In this tutorial, learn some essential techniques for focusing on your edit and streamlining redundant tasks using Premiere Pro.
There are plenty of different ways to do things in Premiere Pro. However, there are some techniques that I use on almost every edit. So, I decided to put together a list of ten Premiere Pro workflow tips that I use all the time.
Let’s take a look.
1. How to Ripple Delete Between Multiple Video Clips
Frequently, I will have many video clips on my timeline, with gaps in-between them. You can right-click between two clips and select Ripple Delete to remove a gap. However, this can be tedious if you have multiple gaps.
Instead, click and drag your mouse to highlight all the clips. Then navigate to Sequence in the top menu, and then select Close Gap. This will ripple delete gaps for all of your clips, at once.
2. Quickly Add a Cross Dissolve Transition
To quickly add a cross dissolve transition to any video clip, select a clip in your sequence and use the shortcut CTRL+D (CMD+D on Mac). This will save you a lot of time not searching for the cross dissolve transition in the effects panel.

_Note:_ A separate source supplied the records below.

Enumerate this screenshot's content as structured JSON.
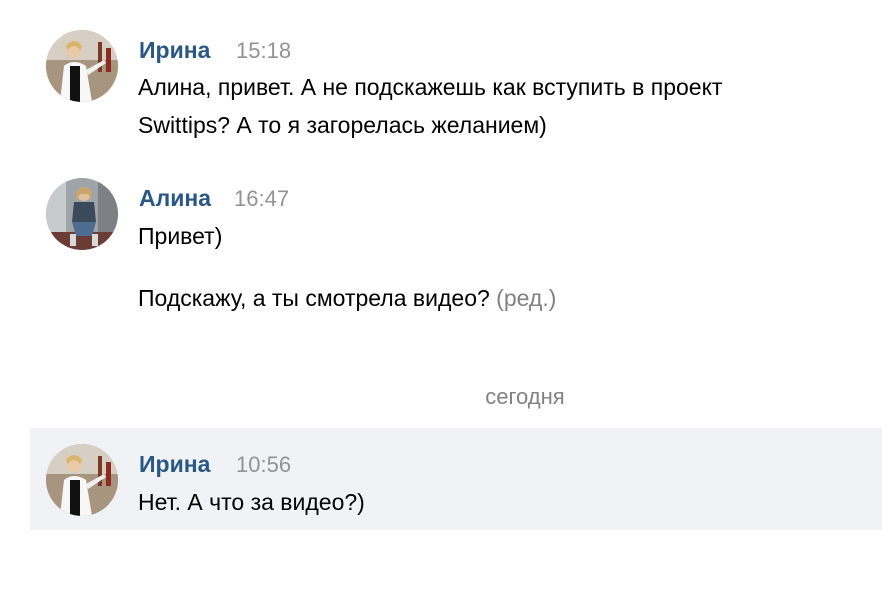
{
  "messages": [
    {
      "author": "Ирина",
      "time": "15:18",
      "avatar": "avatar-irina",
      "lines": [
        "Алина, привет. А не подскажешь как вступить в проект",
        "Swittips? А то я загорелась желанием)"
      ]
    },
    {
      "author": "Алина",
      "time": "16:47",
      "avatar": "avatar-alina",
      "lines": [
        "Привет)",
        "Подскажу, а ты смотрела видео?"
      ],
      "edited_label": "(ред.)"
    },
    {
      "author": "Ирина",
      "time": "10:56",
      "avatar": "avatar-irina",
      "lines": [
        "Нет. А что за видео?)"
      ],
      "highlighted": true
    }
  ],
  "date_divider": "сегодня",
  "colors": {
    "author": "#2a5885",
    "time": "#939393",
    "highlight_bg": "#f0f2f5",
    "text": "#000000"
  }
}
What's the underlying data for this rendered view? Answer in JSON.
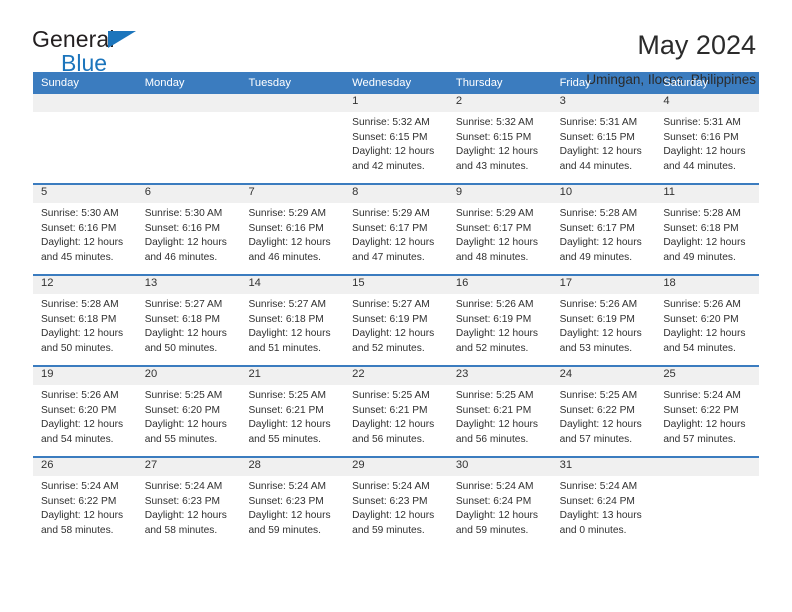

3. Set Default Image Length
If you’ve ever worked with images in Premiere Pro, you’ve probably noticed they have a five-second length when added into a sequence. If you’re working with multiple images, it can get repetitive to extend the length for each, if they’re going to be on-screen longer than the default five seconds.
To change the default image length, navigate to Edit and then Preferences, then select Timeline. You’ll see the setting for Still Image Default Duration. Set it to your desired length. Then, you will have to re-import your images back into Premiere in order for them to have the new default length.
4. Footage Auto Scale to Sequence Size
If you work with video clips that are larger than your sequence size, it can get annoying to have to constantly scale down each clip you add in.
Fortunately, we can let Premiere Pro do this for us automatically. Navigate to Edit, then Preferences, and select Media. You will then see the setting Default Media Size. Set it to Set to Frame Size.
Now, your video clips will automatically scale down to fit in your sequence. You can then scale them back up later, if needed.
5. Perfectly Align Audio
Sometimes an audio clip won’t align just right because the default setting in Premiere Pro is to move audio by one video frame length. You can change this, however, if you need to nudge audio over by less than one video frame length. Right-click on the time ruler numbers at the top of the sequence timeline. Then, select Show Audio Time Units.
Now, you can move audio tracks in very small increments on your timeline. Then, just check back off Show Audio Time Units when you’ve finished moving your audio.
6. Reverse Playback of a Video Clip
This is something I do all the time on drone footage. Right-click your video clip in your sequence. Then, select Speed/Duration. You will have the option to check on Reverse Speed. Now, your clip will play in reverse on your timeline.
7. Linking and Grouping Clips
To Link and Group clips, click and drag to highlight two or more clips. Then, right-click and select Link Clips or Group Clips.
Linked clips act like a standard video clip with audio, meaning if you trim the length, it’ll trim both the video and audio. Grouped clips allow you to select multiple clips with one click and move them around. However, you can also trim clips individually within the group.
8. Export LUTs Using the Color Panel
In order to export LUTs in Premiere Pro, you’ll need to be working in the Color work space. You’ll see the Lumetri Color panel on the right side. Once you’ve dialed in and created your look, right-click on the Menu Bars at the top of the Lumetri Color panel.
This will open a menu drop-down that allows you to select Export .cube. This will then export a color LUT you can easily reuse.
9. Apply LUTs to Footage in Media Encoder
Media Encoder is a joint program that comes with Premiere Pro. You have probably exported videos through Media Encoder already. However, you can actually apply LUTs to any clip you export. This can help speed up your work, if you need to add a slight color adjustment to multiple clips you’re sending to a client.
In Media Encoder, select the preset options for any clip you’ve added in. Then, navigate to the Effects settings, and you’ll see the option to apply a LUT to your exported video clip.
10. Stitch Multiple Clips Together in Media Encoder
If you ever have a bunch of clips that you need to send as one single file, you can actually bypass Premiere Pro and do this directly in Media Encoder. Select your clips, then click and drag them above the Media Encoder UI, but don’t release them.
You’ll then see a pop-up that states “Drop here to stitch clips together.” Drop your clips over that pop-up. Now, when your clips export, they’ll all be together as one single file.
Interested in the tracks we used to make this video?
- “Fresh Hip Hop” by Trending Music
- UX Paradise” by Tiny Music
- “Rain Rain Go Away” by Cosmo
- “Lo-Fi Dreams” by Trending Music
- “Ambient” by Sugar Beats
Looking for more on Premiere Pro? Check out these articles.